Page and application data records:
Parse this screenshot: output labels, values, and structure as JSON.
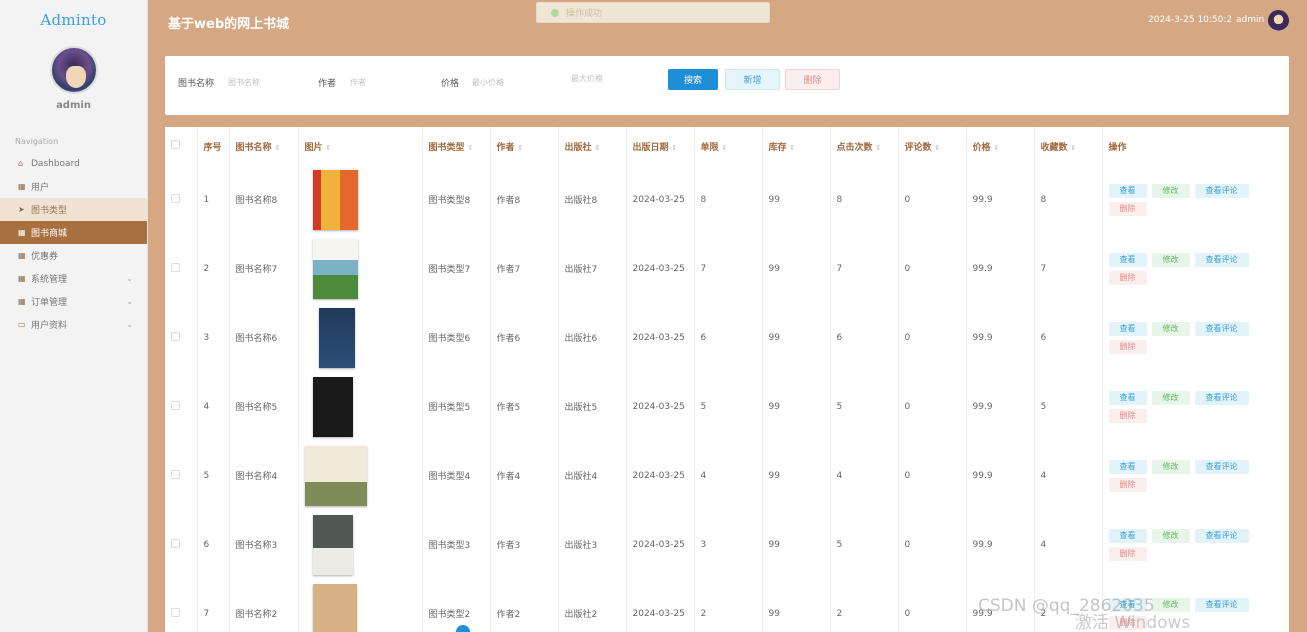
{
  "sidebar": {
    "logo": "Adminto",
    "username": "admin",
    "nav_caption": "Navigation",
    "items": [
      {
        "label": "Dashboard",
        "icon": "home-icon"
      },
      {
        "label": "用户",
        "icon": "grid-icon"
      },
      {
        "label": "图书类型",
        "icon": "send-icon"
      },
      {
        "label": "图书商城",
        "icon": "grid-icon"
      },
      {
        "label": "优惠券",
        "icon": "grid-icon"
      },
      {
        "label": "系统管理",
        "icon": "grid-icon"
      },
      {
        "label": "订单管理",
        "icon": "grid-icon"
      },
      {
        "label": "用户资料",
        "icon": "calendar-icon"
      }
    ]
  },
  "header": {
    "title": "基于web的网上书城",
    "toast": "操作成功",
    "datetime": "2024-3-25 10:50:2",
    "user": "admin"
  },
  "search": {
    "name_label": "图书名称",
    "name_placeholder": "图书名称",
    "author_label": "作者",
    "author_placeholder": "作者",
    "price_label": "价格",
    "min_price_placeholder": "最小价格",
    "max_price_placeholder": "最大价格",
    "search_button": "搜索",
    "add_button": "新增",
    "delete_button": "删除"
  },
  "table": {
    "columns": [
      "序号",
      "图书名称",
      "图片",
      "图书类型",
      "作者",
      "出版社",
      "出版日期",
      "单限",
      "库存",
      "点击次数",
      "评论数",
      "价格",
      "收藏数",
      "操作"
    ],
    "actions": {
      "view": "查看",
      "edit": "修改",
      "comments": "查看评论",
      "delete": "删除"
    },
    "rows": [
      {
        "index": "1",
        "name": "图书名称8",
        "type": "图书类型8",
        "author": "作者8",
        "publisher": "出版社8",
        "date": "2024-03-25",
        "limit": "8",
        "stock": "99",
        "clicks": "8",
        "comments": "0",
        "price": "99.9",
        "favorites": "8"
      },
      {
        "index": "2",
        "name": "图书名称7",
        "type": "图书类型7",
        "author": "作者7",
        "publisher": "出版社7",
        "date": "2024-03-25",
        "limit": "7",
        "stock": "99",
        "clicks": "7",
        "comments": "0",
        "price": "99.9",
        "favorites": "7"
      },
      {
        "index": "3",
        "name": "图书名称6",
        "type": "图书类型6",
        "author": "作者6",
        "publisher": "出版社6",
        "date": "2024-03-25",
        "limit": "6",
        "stock": "99",
        "clicks": "6",
        "comments": "0",
        "price": "99.9",
        "favorites": "6"
      },
      {
        "index": "4",
        "name": "图书名称5",
        "type": "图书类型5",
        "author": "作者5",
        "publisher": "出版社5",
        "date": "2024-03-25",
        "limit": "5",
        "stock": "99",
        "clicks": "5",
        "comments": "0",
        "price": "99.9",
        "favorites": "5"
      },
      {
        "index": "5",
        "name": "图书名称4",
        "type": "图书类型4",
        "author": "作者4",
        "publisher": "出版社4",
        "date": "2024-03-25",
        "limit": "4",
        "stock": "99",
        "clicks": "4",
        "comments": "0",
        "price": "99.9",
        "favorites": "4"
      },
      {
        "index": "6",
        "name": "图书名称3",
        "type": "图书类型3",
        "author": "作者3",
        "publisher": "出版社3",
        "date": "2024-03-25",
        "limit": "3",
        "stock": "99",
        "clicks": "5",
        "comments": "0",
        "price": "99.9",
        "favorites": "4"
      },
      {
        "index": "7",
        "name": "图书名称2",
        "type": "图书类型2",
        "author": "作者2",
        "publisher": "出版社2",
        "date": "2024-03-25",
        "limit": "2",
        "stock": "99",
        "clicks": "2",
        "comments": "0",
        "price": "99.9",
        "favorites": "2"
      }
    ]
  },
  "watermark": "CSDN @qq_2862035",
  "watermark_os": "激活 Windows"
}
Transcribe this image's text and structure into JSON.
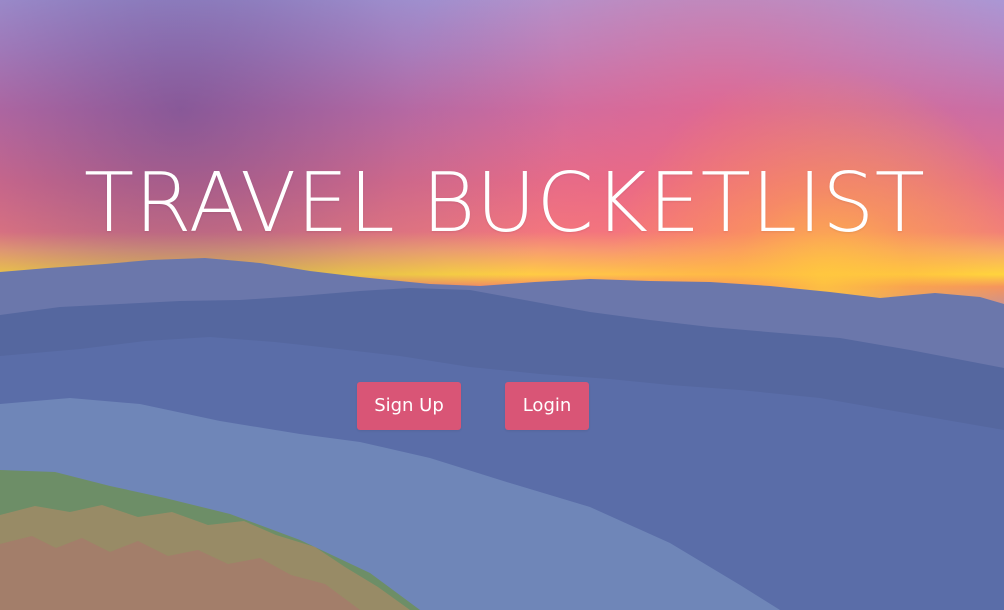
{
  "hero": {
    "title": "TRAVEL BUCKETLIST"
  },
  "actions": {
    "signup_label": "Sign Up",
    "login_label": "Login"
  },
  "colors": {
    "button_background": "#d95576",
    "button_text": "#ffffff",
    "title_text": "#ffffff"
  }
}
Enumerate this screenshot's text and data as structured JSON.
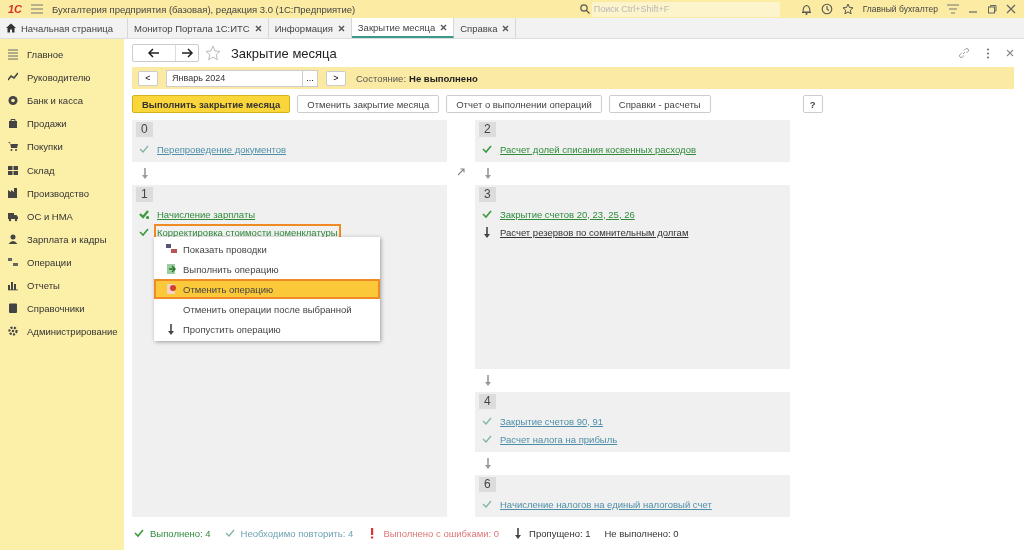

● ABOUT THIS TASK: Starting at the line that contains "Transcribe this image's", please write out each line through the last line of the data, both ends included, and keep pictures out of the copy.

● EXERCISE ANSWER:
Transcribe this image's text and structure into JSON.
{
  "hero": {
    "title": "TRAVEL BUCKETLIST"
  },
  "actions": {
    "signup_label": "Sign Up",
    "login_label": "Login"
  },
  "colors": {
    "button_background": "#d95576",
    "button_text": "#ffffff",
    "title_text": "#ffffff"
  }
}
Enumerate this screenshot's text and data as structured JSON.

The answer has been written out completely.